§ EXERCISE: Please write out every entry below, word for word.

§ GIVEN INFORMATION:
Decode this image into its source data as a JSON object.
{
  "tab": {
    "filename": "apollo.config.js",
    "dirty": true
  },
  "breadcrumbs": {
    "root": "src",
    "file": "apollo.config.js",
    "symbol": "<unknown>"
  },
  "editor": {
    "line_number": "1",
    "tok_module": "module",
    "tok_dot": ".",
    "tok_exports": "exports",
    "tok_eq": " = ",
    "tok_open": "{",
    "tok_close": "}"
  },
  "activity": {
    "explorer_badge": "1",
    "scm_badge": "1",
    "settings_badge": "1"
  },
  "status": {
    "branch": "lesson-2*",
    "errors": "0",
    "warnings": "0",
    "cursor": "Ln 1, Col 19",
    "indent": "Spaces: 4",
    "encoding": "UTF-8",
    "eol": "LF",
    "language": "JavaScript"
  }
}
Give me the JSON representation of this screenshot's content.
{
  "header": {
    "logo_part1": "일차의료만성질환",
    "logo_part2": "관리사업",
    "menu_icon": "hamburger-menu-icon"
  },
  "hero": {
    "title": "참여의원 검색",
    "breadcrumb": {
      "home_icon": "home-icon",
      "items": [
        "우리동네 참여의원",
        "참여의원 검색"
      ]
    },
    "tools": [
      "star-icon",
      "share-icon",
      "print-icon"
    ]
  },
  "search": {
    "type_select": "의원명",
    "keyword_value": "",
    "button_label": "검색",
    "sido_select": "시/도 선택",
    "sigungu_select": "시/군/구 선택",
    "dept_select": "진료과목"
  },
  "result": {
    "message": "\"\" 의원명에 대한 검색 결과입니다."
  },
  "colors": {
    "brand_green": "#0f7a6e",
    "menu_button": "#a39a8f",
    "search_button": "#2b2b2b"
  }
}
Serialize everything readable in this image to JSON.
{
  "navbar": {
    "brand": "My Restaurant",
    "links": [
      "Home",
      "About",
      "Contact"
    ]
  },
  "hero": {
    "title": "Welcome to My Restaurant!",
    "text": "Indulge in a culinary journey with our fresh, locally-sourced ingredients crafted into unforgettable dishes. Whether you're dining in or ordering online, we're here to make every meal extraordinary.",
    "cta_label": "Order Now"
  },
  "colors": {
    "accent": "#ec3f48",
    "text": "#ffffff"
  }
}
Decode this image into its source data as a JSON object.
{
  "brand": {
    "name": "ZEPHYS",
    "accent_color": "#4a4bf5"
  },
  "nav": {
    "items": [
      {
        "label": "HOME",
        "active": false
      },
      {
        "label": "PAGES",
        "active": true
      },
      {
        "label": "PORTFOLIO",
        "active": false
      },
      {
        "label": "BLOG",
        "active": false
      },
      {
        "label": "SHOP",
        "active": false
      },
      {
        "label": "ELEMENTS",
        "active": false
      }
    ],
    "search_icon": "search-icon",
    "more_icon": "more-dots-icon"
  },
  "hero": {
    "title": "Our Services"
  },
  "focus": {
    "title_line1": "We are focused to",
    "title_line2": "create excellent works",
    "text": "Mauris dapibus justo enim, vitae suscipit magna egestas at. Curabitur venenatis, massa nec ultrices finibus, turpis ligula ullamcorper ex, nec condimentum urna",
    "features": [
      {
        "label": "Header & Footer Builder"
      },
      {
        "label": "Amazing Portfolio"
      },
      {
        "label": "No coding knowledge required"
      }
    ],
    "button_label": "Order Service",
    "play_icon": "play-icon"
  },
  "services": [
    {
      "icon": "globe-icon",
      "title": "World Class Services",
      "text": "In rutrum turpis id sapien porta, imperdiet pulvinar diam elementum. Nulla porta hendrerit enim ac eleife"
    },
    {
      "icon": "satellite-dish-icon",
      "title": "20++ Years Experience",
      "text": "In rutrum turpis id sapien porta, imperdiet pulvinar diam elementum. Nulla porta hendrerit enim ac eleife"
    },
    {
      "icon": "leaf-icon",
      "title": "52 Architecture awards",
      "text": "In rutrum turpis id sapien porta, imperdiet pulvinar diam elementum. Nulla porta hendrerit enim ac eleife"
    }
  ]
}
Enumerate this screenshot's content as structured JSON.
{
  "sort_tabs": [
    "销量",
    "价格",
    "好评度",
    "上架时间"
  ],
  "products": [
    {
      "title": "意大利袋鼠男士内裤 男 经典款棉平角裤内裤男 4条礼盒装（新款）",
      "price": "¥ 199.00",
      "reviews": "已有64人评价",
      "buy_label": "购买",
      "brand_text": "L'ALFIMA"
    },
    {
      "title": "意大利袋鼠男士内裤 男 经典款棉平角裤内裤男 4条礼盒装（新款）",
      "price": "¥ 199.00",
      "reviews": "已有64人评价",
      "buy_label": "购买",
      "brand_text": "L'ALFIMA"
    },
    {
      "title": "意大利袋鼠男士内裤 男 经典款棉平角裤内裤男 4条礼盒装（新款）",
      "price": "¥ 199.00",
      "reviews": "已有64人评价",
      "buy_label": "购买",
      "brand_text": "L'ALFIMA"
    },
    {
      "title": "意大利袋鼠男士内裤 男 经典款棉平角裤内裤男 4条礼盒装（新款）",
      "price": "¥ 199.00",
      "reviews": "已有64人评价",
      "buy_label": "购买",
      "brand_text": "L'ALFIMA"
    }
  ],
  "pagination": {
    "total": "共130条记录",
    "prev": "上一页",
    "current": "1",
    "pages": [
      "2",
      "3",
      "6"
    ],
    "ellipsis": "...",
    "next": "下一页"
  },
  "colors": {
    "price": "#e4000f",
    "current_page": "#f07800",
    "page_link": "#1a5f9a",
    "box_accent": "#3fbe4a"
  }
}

§ SOLUTION TO THE EXERCISE:
Decode this image into its source data as a JSON object.
{
  "tab": {
    "filename": "apollo.config.js",
    "dirty": true
  },
  "breadcrumbs": {
    "root": "src",
    "file": "apollo.config.js",
    "symbol": "<unknown>"
  },
  "editor": {
    "line_number": "1",
    "tok_module": "module",
    "tok_dot": ".",
    "tok_exports": "exports",
    "tok_eq": " = ",
    "tok_open": "{",
    "tok_close": "}"
  },
  "activity": {
    "explorer_badge": "1",
    "scm_badge": "1",
    "settings_badge": "1"
  },
  "status": {
    "branch": "lesson-2*",
    "errors": "0",
    "warnings": "0",
    "cursor": "Ln 1, Col 19",
    "indent": "Spaces: 4",
    "encoding": "UTF-8",
    "eol": "LF",
    "language": "JavaScript"
  }
}
Give me the JSON representation of this screenshot's content.
{
  "header": {
    "logo_part1": "일차의료만성질환",
    "logo_part2": "관리사업",
    "menu_icon": "hamburger-menu-icon"
  },
  "hero": {
    "title": "참여의원 검색",
    "breadcrumb": {
      "home_icon": "home-icon",
      "items": [
        "우리동네 참여의원",
        "참여의원 검색"
      ]
    },
    "tools": [
      "star-icon",
      "share-icon",
      "print-icon"
    ]
  },
  "search": {
    "type_select": "의원명",
    "keyword_value": "",
    "button_label": "검색",
    "sido_select": "시/도 선택",
    "sigungu_select": "시/군/구 선택",
    "dept_select": "진료과목"
  },
  "result": {
    "message": "\"\" 의원명에 대한 검색 결과입니다."
  },
  "colors": {
    "brand_green": "#0f7a6e",
    "menu_button": "#a39a8f",
    "search_button": "#2b2b2b"
  }
}
Serialize everything readable in this image to JSON.
{
  "navbar": {
    "brand": "My Restaurant",
    "links": [
      "Home",
      "About",
      "Contact"
    ]
  },
  "hero": {
    "title": "Welcome to My Restaurant!",
    "text": "Indulge in a culinary journey with our fresh, locally-sourced ingredients crafted into unforgettable dishes. Whether you're dining in or ordering online, we're here to make every meal extraordinary.",
    "cta_label": "Order Now"
  },
  "colors": {
    "accent": "#ec3f48",
    "text": "#ffffff"
  }
}
Decode this image into its source data as a JSON object.
{
  "brand": {
    "name": "ZEPHYS",
    "accent_color": "#4a4bf5"
  },
  "nav": {
    "items": [
      {
        "label": "HOME",
        "active": false
      },
      {
        "label": "PAGES",
        "active": true
      },
      {
        "label": "PORTFOLIO",
        "active": false
      },
      {
        "label": "BLOG",
        "active": false
      },
      {
        "label": "SHOP",
        "active": false
      },
      {
        "label": "ELEMENTS",
        "active": false
      }
    ],
    "search_icon": "search-icon",
    "more_icon": "more-dots-icon"
  },
  "hero": {
    "title": "Our Services"
  },
  "focus": {
    "title_line1": "We are focused to",
    "title_line2": "create excellent works",
    "text": "Mauris dapibus justo enim, vitae suscipit magna egestas at. Curabitur venenatis, massa nec ultrices finibus, turpis ligula ullamcorper ex, nec condimentum urna",
    "features": [
      {
        "label": "Header & Footer Builder"
      },
      {
        "label": "Amazing Portfolio"
      },
      {
        "label": "No coding knowledge required"
      }
    ],
    "button_label": "Order Service",
    "play_icon": "play-icon"
  },
  "services": [
    {
      "icon": "globe-icon",
      "title": "World Class Services",
      "text": "In rutrum turpis id sapien porta, imperdiet pulvinar diam elementum. Nulla porta hendrerit enim ac eleife"
    },
    {
      "icon": "satellite-dish-icon",
      "title": "20++ Years Experience",
      "text": "In rutrum turpis id sapien porta, imperdiet pulvinar diam elementum. Nulla porta hendrerit enim ac eleife"
    },
    {
      "icon": "leaf-icon",
      "title": "52 Architecture awards",
      "text": "In rutrum turpis id sapien porta, imperdiet pulvinar diam elementum. Nulla porta hendrerit enim ac eleife"
    }
  ]
}
Enumerate this screenshot's content as structured JSON.
{
  "sort_tabs": [
    "销量",
    "价格",
    "好评度",
    "上架时间"
  ],
  "products": [
    {
      "title": "意大利袋鼠男士内裤 男 经典款棉平角裤内裤男 4条礼盒装（新款）",
      "price": "¥ 199.00",
      "reviews": "已有64人评价",
      "buy_label": "购买",
      "brand_text": "L'ALFIMA"
    },
    {
      "title": "意大利袋鼠男士内裤 男 经典款棉平角裤内裤男 4条礼盒装（新款）",
      "price": "¥ 199.00",
      "reviews": "已有64人评价",
      "buy_label": "购买",
      "brand_text": "L'ALFIMA"
    },
    {
      "title": "意大利袋鼠男士内裤 男 经典款棉平角裤内裤男 4条礼盒装（新款）",
      "price": "¥ 199.00",
      "reviews": "已有64人评价",
      "buy_label": "购买",
      "brand_text": "L'ALFIMA"
    },
    {
      "title": "意大利袋鼠男士内裤 男 经典款棉平角裤内裤男 4条礼盒装（新款）",
      "price": "¥ 199.00",
      "reviews": "已有64人评价",
      "buy_label": "购买",
      "brand_text": "L'ALFIMA"
    }
  ],
  "pagination": {
    "total": "共130条记录",
    "prev": "上一页",
    "current": "1",
    "pages": [
      "2",
      "3",
      "6"
    ],
    "ellipsis": "...",
    "next": "下一页"
  },
  "colors": {
    "price": "#e4000f",
    "current_page": "#f07800",
    "page_link": "#1a5f9a",
    "box_accent": "#3fbe4a"
  }
}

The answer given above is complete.